Ford adopted a slightly different tack. When development of the rally version of the Escort Mk III was abandoned, the company adapted some of the technology for a new vehicle.
Several Formula 1 engineers were put in charge of the chassis. Tony Southgate and John Wheeler worked on the double-wishbone suspension at all four corners. Tightly geared rack-and-pinion steering needed fewer than two turns lock to lock. Four disc brakes measuring 11.8 inches sat behind each of the car's 16-inch magnesium alloy wheels and 245/60 Pirelli tires.
The Ford/Cosworth 1,803 c.c. four-cylinder engine was mounted behind the passenger compartment in a north-south fashion bolted to a five-speed manual gearbox. Power was then fed to all four wheels. Fuel injection came courtesy of Bosch's Motronic, and a Garrett T3 turbocharger provided up to 23 p.s.i. of boost. In production form, the engine generated 250 horsepower, while racing versions ripped the pavement with about 450 horsepower and 361 ft.-lbs. of torque.
All of this muscle sat under the Ghia-designed wrapper. Sharing a windshield, side glass, and most of the doors of the Ford Sierra (sold in the United States as the Merkur XR4Ti), the body was clad in plastic and fiberglass produced by fabled British small-car maker Reliant.
As rules allowed, Ford brought out an Evolution version. Twenty-four RS200s were later converted to Evolution specs with suspension improvements and a larger engine. Instead of the standard model's 1.8L BDT engine, the Evolutions received the 2,137 c.c. BDT-E version. This Brian Hart-developed engine allowed power to soar somewhere above 500 horsepower, with some estimates running over 800 horsepower in full racing trim.
The combination of the RS200's excellent handling abilities and the BDT-E's high output made the RS200 Evolution an excellent rally car. Unfortunately, the car's career in Group B peaked with a third-place finish in the WRC Rally at Sweden in 1986. Shortly after this race, a handful of RS200 accidents claimed the lives of several spectators and one co-driver. Events such as these eventually led to the elimination of Group B after the 1986 season.
A number of RS200s have found their way into other forms of racing. Even IMSA GTO and the Pike's Peak Hill Climb have seen their share of RS200s on their courses. And years after its raison d'être ceased to be, a Ford RS200, modified to Evolution specs, won the European Rallycross title in 1991.
Among the accolades awarded to the RS200 was an entry in the Guinness Book of World Records. With its ability to get from a standing start to 60 miles per hour in less than three seconds, the car held the title of "fastest accelerating car in the world" for a dozen years.
On 12 March, RM Auctions will sell #87 of the series at the Amelia Island auction. The car being offered at no reserve is a low-mileage (5,557 kilometers showing on the clock), two-owner car that has never been raced.

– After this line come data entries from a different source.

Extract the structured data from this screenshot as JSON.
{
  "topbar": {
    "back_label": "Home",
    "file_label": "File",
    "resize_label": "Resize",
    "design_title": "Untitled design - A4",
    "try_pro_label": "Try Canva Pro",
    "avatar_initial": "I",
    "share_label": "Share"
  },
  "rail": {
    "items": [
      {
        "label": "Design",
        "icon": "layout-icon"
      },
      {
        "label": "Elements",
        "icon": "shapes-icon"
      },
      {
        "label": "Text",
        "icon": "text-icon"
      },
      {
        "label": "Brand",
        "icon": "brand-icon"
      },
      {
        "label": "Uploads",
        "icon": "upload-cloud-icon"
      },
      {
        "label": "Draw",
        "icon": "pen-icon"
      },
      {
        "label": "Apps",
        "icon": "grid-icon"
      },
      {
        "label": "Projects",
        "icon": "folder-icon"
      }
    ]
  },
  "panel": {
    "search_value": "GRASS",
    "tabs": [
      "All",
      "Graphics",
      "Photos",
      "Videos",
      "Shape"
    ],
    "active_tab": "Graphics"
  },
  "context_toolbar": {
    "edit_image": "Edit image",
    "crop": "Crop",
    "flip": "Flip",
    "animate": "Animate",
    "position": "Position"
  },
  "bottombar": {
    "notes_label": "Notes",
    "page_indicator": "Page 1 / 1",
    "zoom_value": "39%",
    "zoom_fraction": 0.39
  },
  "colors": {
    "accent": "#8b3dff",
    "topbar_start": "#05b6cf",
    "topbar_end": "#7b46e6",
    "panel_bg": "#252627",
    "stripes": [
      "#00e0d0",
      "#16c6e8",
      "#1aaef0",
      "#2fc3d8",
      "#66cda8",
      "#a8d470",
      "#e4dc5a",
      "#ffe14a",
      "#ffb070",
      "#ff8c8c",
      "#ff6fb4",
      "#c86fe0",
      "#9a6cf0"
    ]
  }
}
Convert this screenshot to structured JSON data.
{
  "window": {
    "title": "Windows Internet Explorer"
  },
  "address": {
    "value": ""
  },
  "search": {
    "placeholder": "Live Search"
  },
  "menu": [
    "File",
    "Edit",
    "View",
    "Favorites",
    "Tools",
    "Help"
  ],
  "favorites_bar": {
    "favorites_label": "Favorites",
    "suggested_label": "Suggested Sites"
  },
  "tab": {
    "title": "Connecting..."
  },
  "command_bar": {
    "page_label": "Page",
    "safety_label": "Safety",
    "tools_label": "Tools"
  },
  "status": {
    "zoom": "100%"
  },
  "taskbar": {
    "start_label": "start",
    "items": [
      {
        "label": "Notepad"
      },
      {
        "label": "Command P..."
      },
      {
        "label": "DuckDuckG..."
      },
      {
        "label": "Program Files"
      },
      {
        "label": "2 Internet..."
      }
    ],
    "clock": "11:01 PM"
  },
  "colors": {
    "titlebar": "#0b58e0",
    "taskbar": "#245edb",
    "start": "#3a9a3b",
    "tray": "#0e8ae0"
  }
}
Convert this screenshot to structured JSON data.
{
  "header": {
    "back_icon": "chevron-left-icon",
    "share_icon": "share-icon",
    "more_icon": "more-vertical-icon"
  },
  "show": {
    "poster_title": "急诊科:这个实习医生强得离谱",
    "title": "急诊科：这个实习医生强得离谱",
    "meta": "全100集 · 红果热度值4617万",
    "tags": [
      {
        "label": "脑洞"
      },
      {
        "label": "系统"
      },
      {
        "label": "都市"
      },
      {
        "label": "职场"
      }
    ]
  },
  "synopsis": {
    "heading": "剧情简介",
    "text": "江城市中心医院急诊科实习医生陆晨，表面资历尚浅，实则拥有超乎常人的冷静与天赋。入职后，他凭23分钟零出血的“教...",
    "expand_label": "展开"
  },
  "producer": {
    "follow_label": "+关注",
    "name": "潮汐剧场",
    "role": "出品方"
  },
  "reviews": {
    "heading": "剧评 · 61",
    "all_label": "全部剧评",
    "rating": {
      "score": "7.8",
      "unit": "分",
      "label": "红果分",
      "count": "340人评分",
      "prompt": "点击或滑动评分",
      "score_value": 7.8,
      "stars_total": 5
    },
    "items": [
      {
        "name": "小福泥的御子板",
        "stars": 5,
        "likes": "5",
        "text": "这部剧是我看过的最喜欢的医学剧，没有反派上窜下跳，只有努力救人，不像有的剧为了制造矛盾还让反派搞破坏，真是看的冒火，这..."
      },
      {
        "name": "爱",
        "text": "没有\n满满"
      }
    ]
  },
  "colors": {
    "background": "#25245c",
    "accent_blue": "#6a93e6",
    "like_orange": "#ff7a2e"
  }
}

Racing versions were utilitarian and bare, but street versions were kitted up a bit nicer. This particular model has a Tickford interior with grey carpeting, red Sparco seats, and a matching red leather XR3i steering wheel.
The RS200 was never officially imported into the United States, and SFACXXBJ2CGL00087 is one of the few to find its way across the Atlantic. Estimates range from $80,000 to $120,000, which isn't out of the realm of reality considering others have sold for tens of thousands more.
It looks like at least one bargain can be had at Amelia Island this year. The line starts here. Catalog available at the RM Auctions website.
Sam Fiorani's infamous dream garage would contain an RS200... making the Yugo Cabrio parked next to it seem out of place.